Barbershop Harmony is a four-part "a cappella" style of vocal music that is based on the art form known as "American Popular Song" and performed by quartets and choruses. The melody is almost always sandwiched between harmonies, and the style can be recognized by its reliance on mostly consonant chords and dominant seventh chords, as well as solid chord-inversions and musically interesting chord-progressions. Because it is performed without instrumental accompaniment, Barbershop Harmony can be tuned by the singers according to the "true scale."
When the tuning, balance and a given word sound are properly executed, certain harmonics associated with the notes being sung are enhanced, while others are diminished, resulting in a fifth note that is audible two octaves or more above the four notes being sung. This phenomenon is known as an "overtone," and it is a vital ingredient of Barbershop Harmony when performed well.
There are other facets of barbershop harmony that are frequently used, but not always present in every performance. Frequent modulations (key-changes) within a song are facilitated by the true scale and the singers' ability to immediately "tune" their vocal instruments. "Bell-chords" are sometimes used to illustrate the four voice-parts, sometimes while also "painting" a word or phrase. Sliding during an interval (from one note to another) is a vocal technique that adds contrast and style.

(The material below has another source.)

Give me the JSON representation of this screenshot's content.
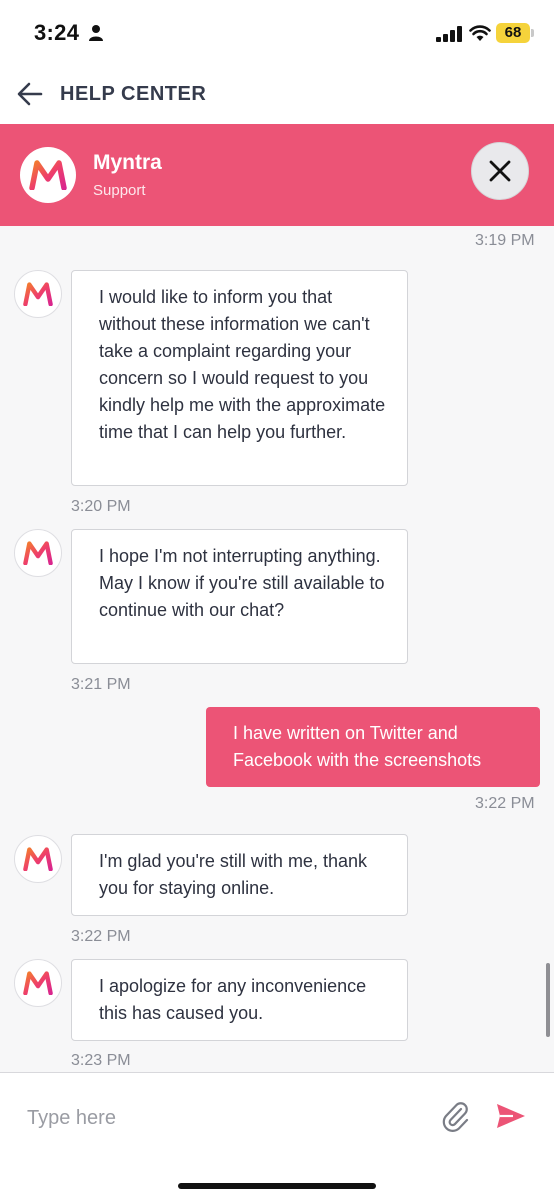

While stereotypical elements of barbershop groups such as striped vests, handlebar moustaches, and straw hats remain; in reality, American Popular Songs are now performed by thousands of contemporary male and female barbershop ensembles comprised of singers who exhibit a wide range of racial, religious, and ethnic diversity, not only in the USA but in a dozen other countries throughout the world.